Other top herbs include Hops (Humulus lupulus) that are effective in reducing hot flushes associated with ovarian insufficiency (Reilly, 2021). NB. Hobs are contraindicated for anyone who has had oestrogen positive cancer.
One study showed that oestrogen levels were not as important as the stress experienced in the years preceding menopause in predicting the severity and prevalence of hot flushes.
Top 4 Diet/Lifestyle tips
- Eating a diet rich in EFAs (oily fish, flax, nuts, olive oils etc) and high levels of fruit has been proven in cohort studies to decrease symptoms whereas the consumption of a high fat and sugar diet increased the hot flush symptoms (Herber-Gast, G. M. & Mishra, G.D. 2013).

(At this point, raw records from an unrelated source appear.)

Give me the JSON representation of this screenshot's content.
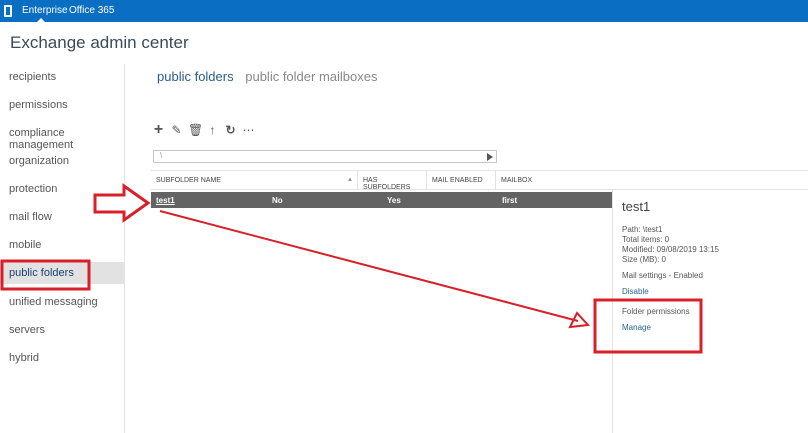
{
  "topbar": {
    "enterprise": "Enterprise",
    "office365": "Office 365"
  },
  "title": "Exchange admin center",
  "sidebar": {
    "items": [
      "recipients",
      "permissions",
      "compliance management",
      "organization",
      "protection",
      "mail flow",
      "mobile",
      "public folders",
      "unified messaging",
      "servers",
      "hybrid"
    ],
    "selected": "public folders"
  },
  "tabs": {
    "active": "public folders",
    "other": "public folder mailboxes"
  },
  "toolbar": {
    "icons": [
      "add-icon",
      "edit-icon",
      "delete-icon",
      "up-icon",
      "refresh-icon",
      "more-icon"
    ]
  },
  "path": {
    "value": "\\"
  },
  "table": {
    "headers": [
      "SUBFOLDER NAME",
      "HAS SUBFOLDERS",
      "MAIL ENABLED",
      "MAILBOX"
    ],
    "rows": [
      {
        "name": "test1",
        "has_subfolders": "No",
        "mail_enabled": "Yes",
        "mailbox": "first"
      }
    ]
  },
  "details": {
    "title": "test1",
    "path": "Path: \\test1",
    "total_items": "Total items: 0",
    "modified": "Modified: 09/08/2019 13:15",
    "size": "Size (MB): 0",
    "mail_settings": "Mail settings - Enabled",
    "disable": "Disable",
    "folder_permissions": "Folder permissions",
    "manage": "Manage"
  },
  "colors": {
    "topbar": "#0a6fc2",
    "annotation": "#d9202a"
  }
}
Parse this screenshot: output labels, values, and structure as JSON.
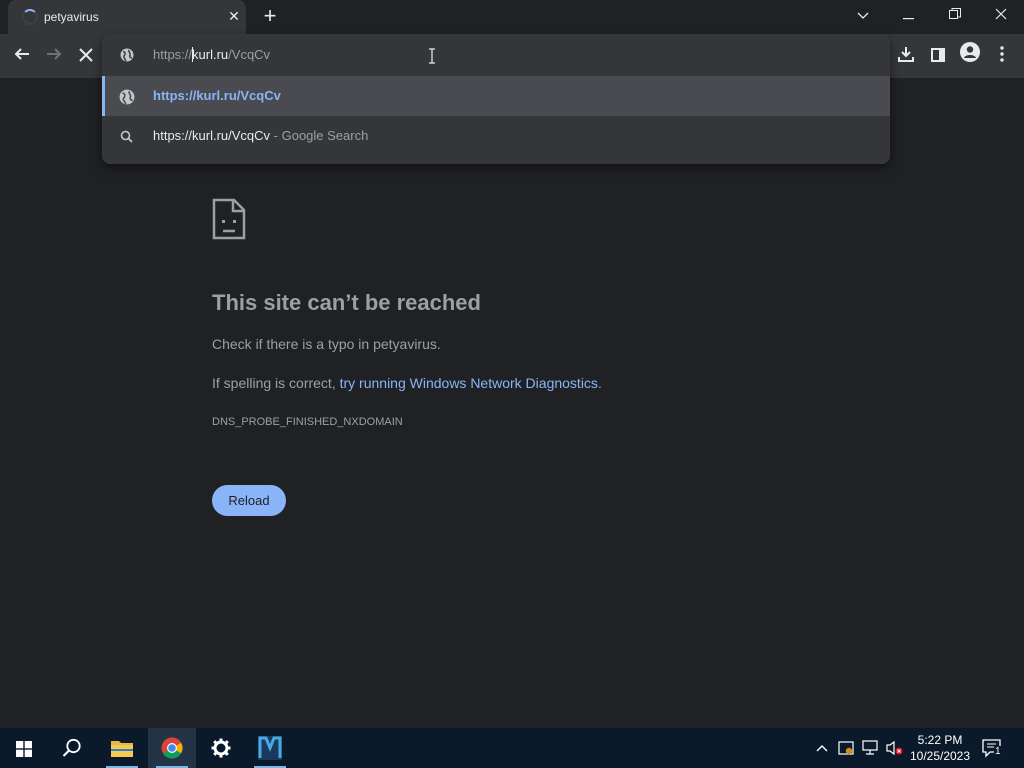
{
  "tab": {
    "title": "petyavirus"
  },
  "omnibox": {
    "value_scheme": "https://",
    "value_host": "kurl.ru",
    "value_path": "/VcqCv",
    "suggestions": [
      {
        "icon": "globe-icon",
        "text": "https://kurl.ru/VcqCv",
        "sub": ""
      },
      {
        "icon": "search-icon",
        "text": "https://kurl.ru/VcqCv",
        "sub": " - Google Search"
      }
    ]
  },
  "error": {
    "title": "This site can’t be reached",
    "line1": "Check if there is a typo in petyavirus.",
    "line2_prefix": "If spelling is correct, ",
    "line2_link": "try running Windows Network Diagnostics",
    "line2_suffix": ".",
    "code": "DNS_PROBE_FINISHED_NXDOMAIN",
    "reload_label": "Reload"
  },
  "taskbar": {
    "time": "5:22 PM",
    "date": "10/25/2023",
    "notification_count": "1",
    "apps": [
      "start-icon",
      "search-icon",
      "file-explorer-icon",
      "chrome-icon",
      "settings-icon",
      "app-m-icon"
    ]
  },
  "colors": {
    "accent": "#8ab4f8",
    "background": "#202124",
    "surface": "#35363a"
  }
}
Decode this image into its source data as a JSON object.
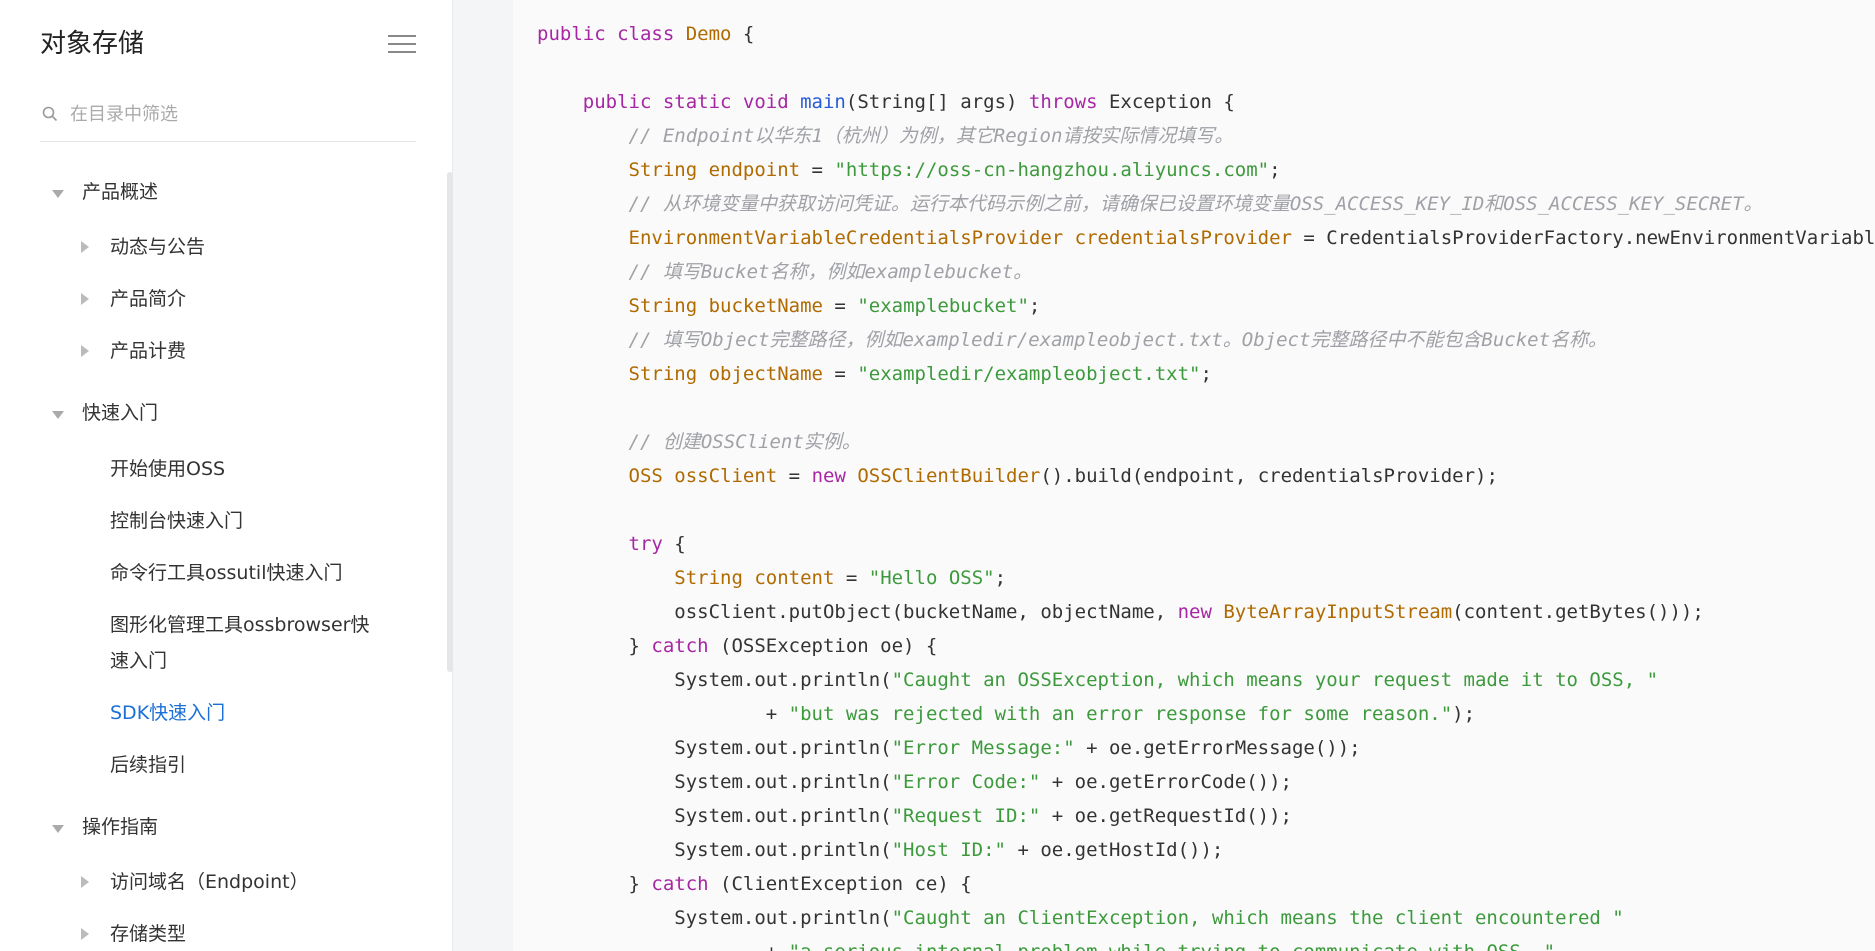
{
  "sidebar": {
    "title": "对象存储",
    "filter_placeholder": "在目录中筛选",
    "items": [
      {
        "label": "产品概述",
        "level": 0,
        "expanded": true
      },
      {
        "label": "动态与公告",
        "level": 1,
        "expanded": false
      },
      {
        "label": "产品简介",
        "level": 1,
        "expanded": false
      },
      {
        "label": "产品计费",
        "level": 1,
        "expanded": false
      },
      {
        "label": "快速入门",
        "level": 0,
        "expanded": true
      },
      {
        "label": "开始使用OSS",
        "level": 1
      },
      {
        "label": "控制台快速入门",
        "level": 1
      },
      {
        "label": "命令行工具ossutil快速入门",
        "level": 1
      },
      {
        "label": "图形化管理工具ossbrowser快",
        "level": 1
      },
      {
        "label": "速入门",
        "level": 1
      },
      {
        "label": "SDK快速入门",
        "level": 1,
        "active": true
      },
      {
        "label": "后续指引",
        "level": 1
      },
      {
        "label": "操作指南",
        "level": 0,
        "expanded": true
      },
      {
        "label": "访问域名（Endpoint）",
        "level": 1,
        "expanded": false
      },
      {
        "label": "存储类型",
        "level": 1,
        "expanded": false
      }
    ]
  },
  "code": {
    "language": "java",
    "lines": [
      [
        [
          "kw",
          "public class "
        ],
        [
          "ty",
          "Demo"
        ],
        [
          "pl",
          " {"
        ]
      ],
      [],
      [
        [
          "pl",
          "    "
        ],
        [
          "kw",
          "public static void "
        ],
        [
          "fn",
          "main"
        ],
        [
          "pl",
          "(String[] args) "
        ],
        [
          "kw",
          "throws"
        ],
        [
          "pl",
          " Exception {"
        ]
      ],
      [
        [
          "pl",
          "        "
        ],
        [
          "cm",
          "// Endpoint以华东1（杭州）为例，其它Region请按实际情况填写。"
        ]
      ],
      [
        [
          "pl",
          "        "
        ],
        [
          "ty",
          "String endpoint"
        ],
        [
          "pl",
          " = "
        ],
        [
          "st",
          "\"https://oss-cn-hangzhou.aliyuncs.com\""
        ],
        [
          "pl",
          ";"
        ]
      ],
      [
        [
          "pl",
          "        "
        ],
        [
          "cm",
          "// 从环境变量中获取访问凭证。运行本代码示例之前，请确保已设置环境变量OSS_ACCESS_KEY_ID和OSS_ACCESS_KEY_SECRET。"
        ]
      ],
      [
        [
          "pl",
          "        "
        ],
        [
          "ty",
          "EnvironmentVariableCredentialsProvider credentialsProvider"
        ],
        [
          "pl",
          " = CredentialsProviderFactory.newEnvironmentVariableCredentialsProvider();"
        ]
      ],
      [
        [
          "pl",
          "        "
        ],
        [
          "cm",
          "// 填写Bucket名称，例如examplebucket。"
        ]
      ],
      [
        [
          "pl",
          "        "
        ],
        [
          "ty",
          "String bucketName"
        ],
        [
          "pl",
          " = "
        ],
        [
          "st",
          "\"examplebucket\""
        ],
        [
          "pl",
          ";"
        ]
      ],
      [
        [
          "pl",
          "        "
        ],
        [
          "cm",
          "// 填写Object完整路径，例如exampledir/exampleobject.txt。Object完整路径中不能包含Bucket名称。"
        ]
      ],
      [
        [
          "pl",
          "        "
        ],
        [
          "ty",
          "String objectName"
        ],
        [
          "pl",
          " = "
        ],
        [
          "st",
          "\"exampledir/exampleobject.txt\""
        ],
        [
          "pl",
          ";"
        ]
      ],
      [],
      [
        [
          "pl",
          "        "
        ],
        [
          "cm",
          "// 创建OSSClient实例。"
        ]
      ],
      [
        [
          "pl",
          "        "
        ],
        [
          "ty",
          "OSS ossClient"
        ],
        [
          "pl",
          " = "
        ],
        [
          "kw",
          "new "
        ],
        [
          "ty",
          "OSSClientBuilder"
        ],
        [
          "pl",
          "().build(endpoint, credentialsProvider);"
        ]
      ],
      [],
      [
        [
          "pl",
          "        "
        ],
        [
          "kw",
          "try"
        ],
        [
          "pl",
          " {"
        ]
      ],
      [
        [
          "pl",
          "            "
        ],
        [
          "ty",
          "String content"
        ],
        [
          "pl",
          " = "
        ],
        [
          "st",
          "\"Hello OSS\""
        ],
        [
          "pl",
          ";"
        ]
      ],
      [
        [
          "pl",
          "            ossClient.putObject(bucketName, objectName, "
        ],
        [
          "kw",
          "new "
        ],
        [
          "ty",
          "ByteArrayInputStream"
        ],
        [
          "pl",
          "(content.getBytes()));"
        ]
      ],
      [
        [
          "pl",
          "        } "
        ],
        [
          "kw",
          "catch"
        ],
        [
          "pl",
          " (OSSException oe) {"
        ]
      ],
      [
        [
          "pl",
          "            System.out.println("
        ],
        [
          "st",
          "\"Caught an OSSException, which means your request made it to OSS, \""
        ]
      ],
      [
        [
          "pl",
          "                    + "
        ],
        [
          "st",
          "\"but was rejected with an error response for some reason.\""
        ],
        [
          "pl",
          ");"
        ]
      ],
      [
        [
          "pl",
          "            System.out.println("
        ],
        [
          "st",
          "\"Error Message:\""
        ],
        [
          "pl",
          " + oe.getErrorMessage());"
        ]
      ],
      [
        [
          "pl",
          "            System.out.println("
        ],
        [
          "st",
          "\"Error Code:\""
        ],
        [
          "pl",
          " + oe.getErrorCode());"
        ]
      ],
      [
        [
          "pl",
          "            System.out.println("
        ],
        [
          "st",
          "\"Request ID:\""
        ],
        [
          "pl",
          " + oe.getRequestId());"
        ]
      ],
      [
        [
          "pl",
          "            System.out.println("
        ],
        [
          "st",
          "\"Host ID:\""
        ],
        [
          "pl",
          " + oe.getHostId());"
        ]
      ],
      [
        [
          "pl",
          "        } "
        ],
        [
          "kw",
          "catch"
        ],
        [
          "pl",
          " (ClientException ce) {"
        ]
      ],
      [
        [
          "pl",
          "            System.out.println("
        ],
        [
          "st",
          "\"Caught an ClientException, which means the client encountered \""
        ]
      ],
      [
        [
          "pl",
          "                    + "
        ],
        [
          "st",
          "\"a serious internal problem while trying to communicate with OSS, \""
        ]
      ]
    ]
  },
  "colors": {
    "accent": "#1a6fd8",
    "keyword": "#a626a4",
    "type": "#b06a00",
    "function": "#2a5bd7",
    "string": "#3c9a3c",
    "comment": "#a0a1a7"
  }
}
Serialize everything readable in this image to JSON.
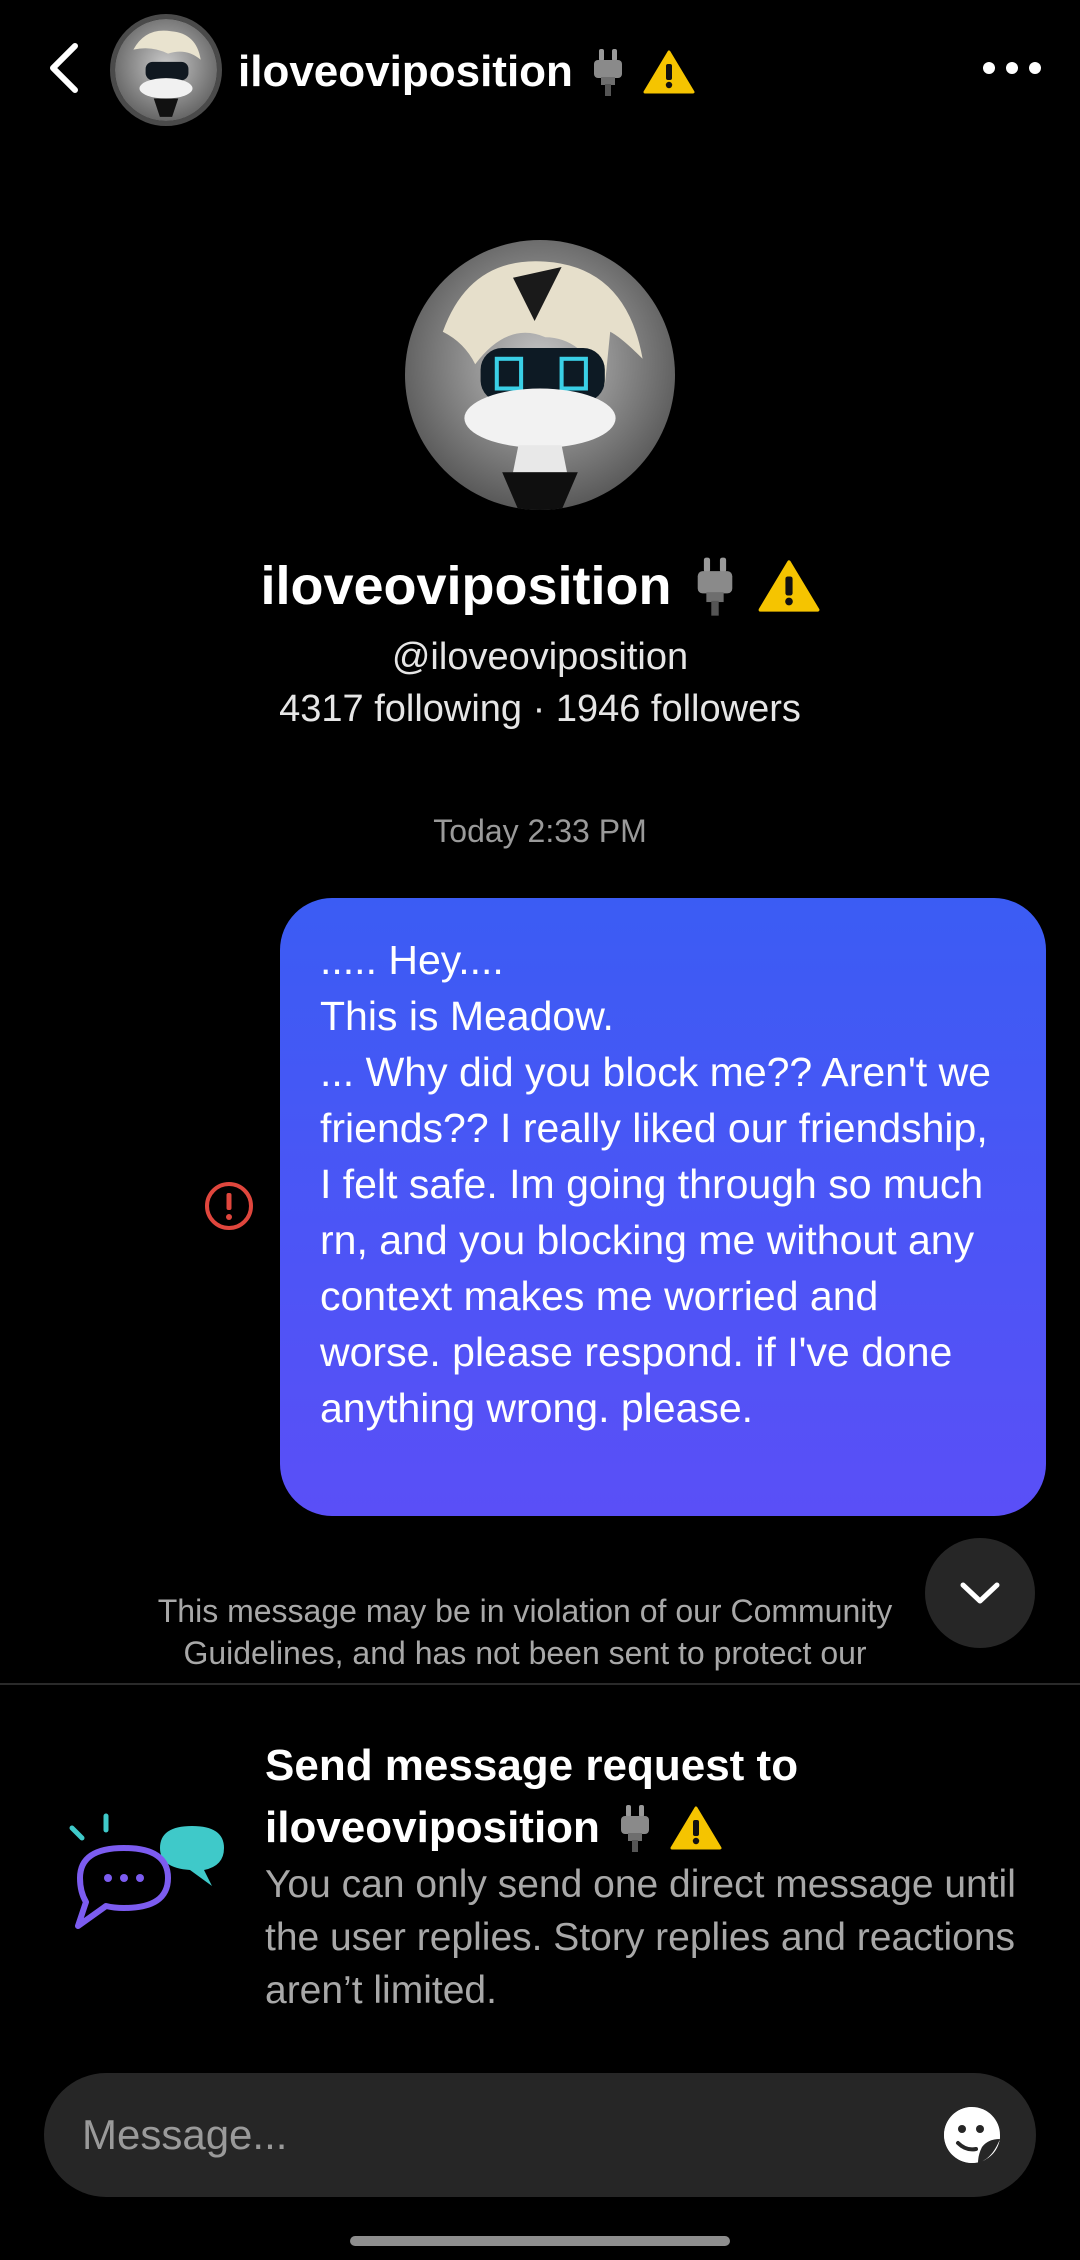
{
  "header": {
    "username": "iloveoviposition",
    "icons": [
      "back-chevron-icon",
      "plug-icon",
      "warning-icon",
      "more-icon"
    ]
  },
  "profile": {
    "display_name": "iloveoviposition",
    "handle": "@iloveoviposition",
    "stats": "4317 following · 1946 followers"
  },
  "thread": {
    "timestamp": "Today 2:33 PM",
    "message": "..... Hey....\nThis is Meadow.\n... Why did you block me?? Aren't we friends?? I really liked our friendship, I felt safe. Im going through so much rn, and you blocking me without any context makes me worried and worse. please respond. if I've done anything wrong. please.",
    "violation_notice": "This message may be in violation of our Community Guidelines, and has not been sent to protect our community. If"
  },
  "request": {
    "title_line1": "Send message request to",
    "title_name": "iloveoviposition",
    "description": "You can only send one direct message until the user replies. Story replies and reactions aren’t limited."
  },
  "composer": {
    "placeholder": "Message..."
  },
  "colors": {
    "bubble_top": "#3b5cf4",
    "bubble_bottom": "#5a4ff7",
    "error_red": "#e0463d",
    "warning_yellow": "#f5c400"
  }
}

- Soy beans (Glycine max) are again, especially rich in phytoestrogens. Studies on including soybeans in your diet have been shown to support hot flushes, night sweats and more (Reilly, 2020). There is ongoing research to support soy as a alternative treatment to HRT (Messina, M. 2014) Infact, in Asian countries where soy bean consumption is high in diet, studies reveal menopause symptoms are fewer and less severe. For example, Asian women have a low incidence of hot flushes. Chinese women are not found to report hot flushes at all (Punyahotra, S & Limpaphayom, K, 2020).
- Stress a major factor in most cases of imbalance in the body, so gentle calming relaxants such as passionflower, chamomile, lemonbalm and motherwort may support the body’s response to stress. Other herbs that may help; adaptogens for burnout, ashwagandha, a cooling herb that promotes sleep, decreases muscle tension and enhances thyroid function (Winston, 2019). Others include liquorice, rhodiola. We’ll cover more of this in future blogs.
- Wear natural fabric layered clothing and natural fibre bedding, make up your bed with two sheets and a waterproof layer in between so you can whip off the top two layers to reveal a fresh sheet underneath if you have an intense night sweat)
When should I seek out a herbalist/doctor?
If you have a personal or family history of ostrogen-related cancer, seek advice from a herbalist or health adviser before you decide to eat phytoestrogen foods more than three times a week due to some studies correlate phytooestrogens and breast cancer growth (Nicholle & Bailey, 2013).
A herbalist can support you to curate a specific herbal medicine tonic, specific to you. They can also advise nutritional changes and lifestyle moderations to help you thrive.
Final thoughts - time to reframe the menopause?
Although science and attitudes have moved along from the time of ‘Lifespan Theory’ now disproved along with the negative rhetoric of Wilson, a US gynaecologist who published ‘Feminine Forever’ in the 1960’s, argued that the menopausal woman was ‘an unstable oestrogen starved’ woman.
There’s a host of factors that can influence a person’s experience of the menopause. Stress being a huge player. Perhaps there is more to the social stigma around menopause in the West that’s creating such imbalances? There’s much work to be done to change the rhetoric and the perspective around the menopause. There must be other factors involved apart from oestrogen otherwise wouldn’t all women experience the same when the hormones dip?
We still have much work to do to change the ingrained negative bias lense on the menopause and hot flushes, shifting from a problem to perhaps more of a gift.
I hope you feel that we’ve provided enough evidence to show this is the case and welcome dialogue and updates of research in the comments below.